Building customer loyalty
It’s not all just about attracting new patients, but, more importantly, making sure your current ones are satisfied and will keep returning, recommending you to new patients along the way. Supermarkets are constantly battling to retain their customers who know they can easily buy the same product from another store. Dentists don’t have quite the same problem, as patients don’t often regularly visit different dental practices, so they don’t have the same insight into your competition. Often the only time they will see inside another practice is if you refer them there.
Having said that, are you confident that if they were to step inside another practice that they wouldn’t want to leave you? Might the other practice have a nicer environment, receptionist, etc? A good exercise is to think, if your customer could walk out the door tomorrow and get exactly the same thing at another practice – would they choose to stay with you? Are you treating them well enough? The number one rule, is never take patients for granted. If you can identify gaps in the service you’re offering, be proactive and take steps to fill them.
I would also advise applying that same philosophy to staff, which Richard Branson summed up nicely when he said ‘train people well enough so they can leave, treat them well enough so they don’t want to’.
Understanding the competition
The supermarket industry is phenomenally competitive.
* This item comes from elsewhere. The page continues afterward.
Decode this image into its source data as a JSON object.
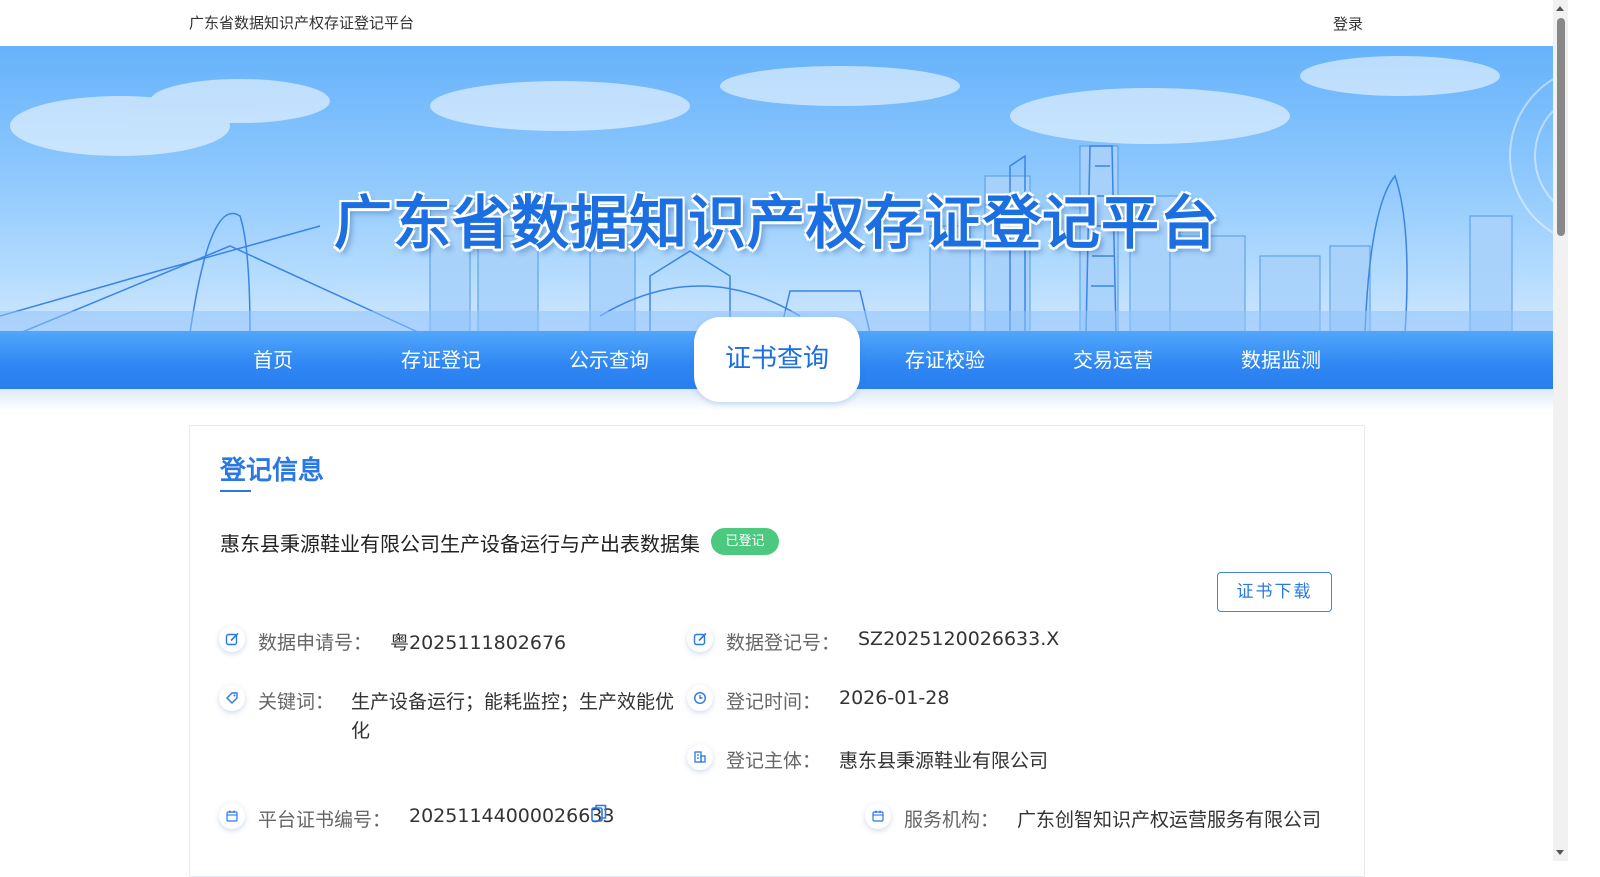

They are, and have to be, very good at knowing what their competitors are doing, what prices they are selling goods at and what offers they are advertising.
Dentists should be keeping a similar eye on what other practices in their area are up to. There are times when you might be able to benefit from their marketing activity. For instance, if a practice in your area is advertising implants on the radio, and you do implants, why not piggy back on their campaign by advertising that treatment at your practice, perhaps on a poster in the window or A-board outside? Those radio adverts will have raised awareness of the treatment locally, you are now letting people know that you provide that treatment and if they are passing it could be you who reaps the reward.
Marketing aligned to seasonal demand
What we want to buy from supermarkets varies throughout the year, e.g. barbecues and salads in summer and root vegetables in winter. Stores will adapt their marketing, layouts and product mix to reflect this changing demand and drive footfall, for example by advertising ‘back to school’ products in August/September.
Dentists can also utilise this approach. For instance, in holiday and wedding seasons what are patients looking for, might there be a greater demand for cosmetic treatments such as teeth whitening? Or, if you have a practice that is in an area that experiences an influx of tourists during summer, you might flex your appointment book to allow for emergency appointments and promote this availability locally.
None of the tactics mentioned above require huge amounts of financial investment, but they can be very effective in keeping your patient list, and income, growing. The key here is to keep your finger on the pulse of what’s happening locally, what your competitors are doing, and then seek to capitalise on that to build a stronger and more successful practice.
So next time you visit a supermarket, think about your experience, why have you chosen to visit that particular store? What does their brand mean to you? Crucially, what items do you walk out with that weren’t on your shopping list; how much more have you spent than if you’d stuck to your original shopping list?
…Then think about if you can apply any of that experience to your practice.